After yesterday’s Oregon tragedy, president Barack Obama has finally agreed to look into the US gun control policy
Gun violence has killed 428 times more Americans over the past decade than terrorism, new research has found.
The stats were requested by US president Barack Obama after yesterday's tragic Umpqua Community College massacre – the 142nd mass shooting since 2012's Sandy Hook – in a bid to stress the urgency of new gun control legislation.
“Tally up the number of Americans who have been killed through terrorist attacks over the last decade and the number of Americans who have been killed by gun violence and post those side-by-side on your news reports,” Obama challenged media outlets and news organisations last night.
“We spend over $1 trillion and pass countless laws and devote entire agencies to preventing terrorist attacks on our soil — and rightfully so — and yet we have a Congress that explicitly blocks us from even collecting data on how we could potentially reduce gun deaths. How can that be?”
According to the requested findings from the Global Terrorism Database and Gun Violence Archive, the number of gun deaths in 2015 so far is already much, much larger than the number of deaths from terrorism between 1970 and 2014.
And, even more shockingly, gun violence still accounts for 50 times more American deaths even when 9/11 is taken into account – which killed more than 2900 people and is considered one of the most deadly terrorist attacks in history. See a summary of the data below:

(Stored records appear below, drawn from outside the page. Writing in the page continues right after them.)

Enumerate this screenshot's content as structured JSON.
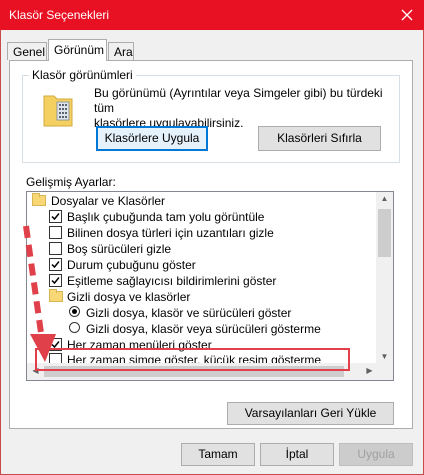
{
  "window": {
    "title": "Klasör Seçenekleri"
  },
  "tabs": [
    {
      "label": "Genel"
    },
    {
      "label": "Görünüm"
    },
    {
      "label": "Ara"
    }
  ],
  "folder_views": {
    "heading": "Klasör görünümleri",
    "line1": "Bu görünümü (Ayrıntılar veya Simgeler gibi) bu türdeki tüm",
    "line2": "klasörlere uygulayabilirsiniz.",
    "apply_label": "Klasörlere Uygula",
    "reset_label": "Klasörleri Sıfırla"
  },
  "advanced": {
    "heading": "Gelişmiş Ayarlar:",
    "items": [
      {
        "type": "folder",
        "label": "Dosyalar ve Klasörler"
      },
      {
        "type": "checkbox",
        "checked": true,
        "label": "Başlık çubuğunda tam yolu görüntüle"
      },
      {
        "type": "checkbox",
        "checked": false,
        "label": "Bilinen dosya türleri için uzantıları gizle"
      },
      {
        "type": "checkbox",
        "checked": false,
        "label": "Boş sürücüleri gizle"
      },
      {
        "type": "checkbox",
        "checked": true,
        "label": "Durum çubuğunu göster"
      },
      {
        "type": "checkbox",
        "checked": true,
        "label": "Eşitleme sağlayıcısı bildirimlerini göster"
      },
      {
        "type": "folder",
        "label": "Gizli dosya ve klasörler"
      },
      {
        "type": "radio",
        "checked": true,
        "label": "Gizli dosya, klasör ve sürücüleri göster"
      },
      {
        "type": "radio",
        "checked": false,
        "label": "Gizli dosya, klasör veya sürücüleri gösterme"
      },
      {
        "type": "checkbox",
        "checked": true,
        "label": "Her zaman menüleri göster"
      },
      {
        "type": "checkbox",
        "checked": false,
        "label": "Her zaman simge göster, küçük resim gösterme"
      }
    ],
    "restore_label": "Varsayılanları Geri Yükle"
  },
  "footer": {
    "ok_label": "Tamam",
    "cancel_label": "İptal",
    "apply_label": "Uygula"
  },
  "colors": {
    "titlebar": "#e81123",
    "highlight": "#e0404a",
    "accent": "#0078d7"
  }
}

The findings are limited to gun homicides, and discount other gun deaths, such as suicides or accidents. They do, however, use a much broader definition of terrorism – and include attacks where terrorist links are doubted.
“What's become routine of course is the response of those who oppose any kind of commonsense gun legislation," Obama added. “Right now, I can imagine the press releases being cranked out. 'We need more guns', they'll argue. 'Fewer gun safety laws'. Does anybody really believe that?”
“We know that states with the most gun laws tend to have the fewest gun deaths... There is a gun for roughly every man, woman and child in America. So how can you, with a straight face, make the argument that more guns will make us safer?”